On the one hand, the National Association of Realtors’ pending home sales index for contracts signed in November fell 16 percent from October. Alarmingly, the index dropped highest, 25.7 percent in the Northeast, on par with Midwest. In the Northeast it’s still 14/7 percent above November 2008 levels. On the other hand, that’s 15.5 percent higher than November 2008, prompting NAR’s chief economist Lawrence Yun to say that “the market has gained sufficient momentum on its own.” Yun predicts another surge in the spring, as buyers again rush to take advantage of the tax credit, which which was extended to April. According to NAR, in addition to the 2 million people that have already used the credit, another 900,000 first-timers are expected to qualify, as well as 1.5 million repeat buyers.
Yun also offered that “mortgage interest rates cannot remain at rock-bottom levels for a sustained period and will likely inch higher in 2010.” But just two days later, on January 7, Freddie Mac revealed in its weekly survey that the 30-year fixed-rate averaged 5.09 percent for the week, down from the 5.14 percent of the preceding week.

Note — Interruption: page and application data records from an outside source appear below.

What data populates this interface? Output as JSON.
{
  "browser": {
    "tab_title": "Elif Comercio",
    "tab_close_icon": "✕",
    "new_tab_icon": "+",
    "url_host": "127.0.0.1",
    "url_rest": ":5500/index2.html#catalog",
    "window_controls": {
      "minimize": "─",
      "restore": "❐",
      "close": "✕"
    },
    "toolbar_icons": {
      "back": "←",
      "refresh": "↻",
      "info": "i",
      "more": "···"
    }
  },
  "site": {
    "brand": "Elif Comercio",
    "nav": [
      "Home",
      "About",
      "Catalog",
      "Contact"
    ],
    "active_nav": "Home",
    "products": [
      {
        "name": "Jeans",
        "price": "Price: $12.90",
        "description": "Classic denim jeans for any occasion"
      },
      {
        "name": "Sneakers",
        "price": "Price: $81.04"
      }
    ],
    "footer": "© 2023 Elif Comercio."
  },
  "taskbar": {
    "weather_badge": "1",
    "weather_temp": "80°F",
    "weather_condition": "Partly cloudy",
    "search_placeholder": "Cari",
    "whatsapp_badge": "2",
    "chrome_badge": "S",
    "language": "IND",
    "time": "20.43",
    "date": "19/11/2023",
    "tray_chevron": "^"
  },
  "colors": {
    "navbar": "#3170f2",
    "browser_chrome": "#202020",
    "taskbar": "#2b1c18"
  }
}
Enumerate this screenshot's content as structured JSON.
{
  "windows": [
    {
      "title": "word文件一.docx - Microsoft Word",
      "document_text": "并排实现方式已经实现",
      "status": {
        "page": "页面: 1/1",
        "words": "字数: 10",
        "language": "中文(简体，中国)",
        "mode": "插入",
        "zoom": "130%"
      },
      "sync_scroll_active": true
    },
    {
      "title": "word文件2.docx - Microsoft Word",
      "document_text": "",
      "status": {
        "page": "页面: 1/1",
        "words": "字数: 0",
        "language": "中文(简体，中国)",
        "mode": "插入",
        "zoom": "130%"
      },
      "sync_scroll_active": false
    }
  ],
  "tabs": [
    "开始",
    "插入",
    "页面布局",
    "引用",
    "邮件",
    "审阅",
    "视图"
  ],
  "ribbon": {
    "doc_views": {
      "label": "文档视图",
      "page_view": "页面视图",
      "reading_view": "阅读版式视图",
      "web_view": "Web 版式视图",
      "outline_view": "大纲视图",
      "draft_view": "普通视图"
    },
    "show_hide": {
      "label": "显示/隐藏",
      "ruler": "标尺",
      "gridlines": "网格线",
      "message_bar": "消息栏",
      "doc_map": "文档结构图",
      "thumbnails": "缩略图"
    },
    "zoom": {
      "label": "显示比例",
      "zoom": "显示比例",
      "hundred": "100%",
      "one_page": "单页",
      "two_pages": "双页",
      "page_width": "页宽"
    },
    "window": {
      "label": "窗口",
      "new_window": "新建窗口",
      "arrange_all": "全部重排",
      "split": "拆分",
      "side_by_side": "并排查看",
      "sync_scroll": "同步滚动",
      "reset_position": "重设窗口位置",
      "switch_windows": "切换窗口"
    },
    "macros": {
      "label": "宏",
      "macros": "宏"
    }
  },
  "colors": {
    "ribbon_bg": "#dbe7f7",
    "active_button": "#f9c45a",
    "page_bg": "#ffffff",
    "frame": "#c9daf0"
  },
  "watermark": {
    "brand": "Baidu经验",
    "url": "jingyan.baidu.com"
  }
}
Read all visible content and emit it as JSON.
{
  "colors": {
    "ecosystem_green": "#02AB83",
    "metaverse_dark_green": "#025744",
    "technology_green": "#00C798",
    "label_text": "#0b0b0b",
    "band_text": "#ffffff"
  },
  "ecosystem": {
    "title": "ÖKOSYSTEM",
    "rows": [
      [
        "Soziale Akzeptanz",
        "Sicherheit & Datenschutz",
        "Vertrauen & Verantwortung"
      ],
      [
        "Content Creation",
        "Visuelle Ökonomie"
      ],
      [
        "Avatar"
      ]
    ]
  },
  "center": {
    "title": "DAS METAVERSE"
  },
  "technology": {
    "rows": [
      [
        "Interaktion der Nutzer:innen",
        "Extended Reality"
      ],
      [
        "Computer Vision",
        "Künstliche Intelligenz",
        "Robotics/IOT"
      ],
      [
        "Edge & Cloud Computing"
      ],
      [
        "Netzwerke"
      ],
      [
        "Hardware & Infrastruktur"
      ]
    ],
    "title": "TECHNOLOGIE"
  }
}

Fifteen-year averaged 4.5 percent, down from 4.54 percent the week prior. FIve-year Treasury-indexed hybrid adjustable-rate mortgages remained unchanged, however, at 4.44 percent. One-year Treasury-indexed ARMs were down to 4.31 percent from 4.33 percent. Yun, of course, is almost certainly right in the long-term, as the Federal Reserve is likely to raise its overnight rate in 2010–but Freddie Mac’s chief economist warned that no Fed action is likely until the second half of the year.
Meanwhile, the Mortgage Bankers Association’s weekly survey found that the week ending December 25 has a 22.8-percent decrease in loan application volume, and the week ending January 1 the index stayed “relatively the same,” increasing a half a percent. Seventy percent of all mortgage activity, the report noted, was refinancing. The drop in loan applications may be due to holiday vacations for some–others, however, stayed as busy as ever all through the holidays, We certainly did here at Elika.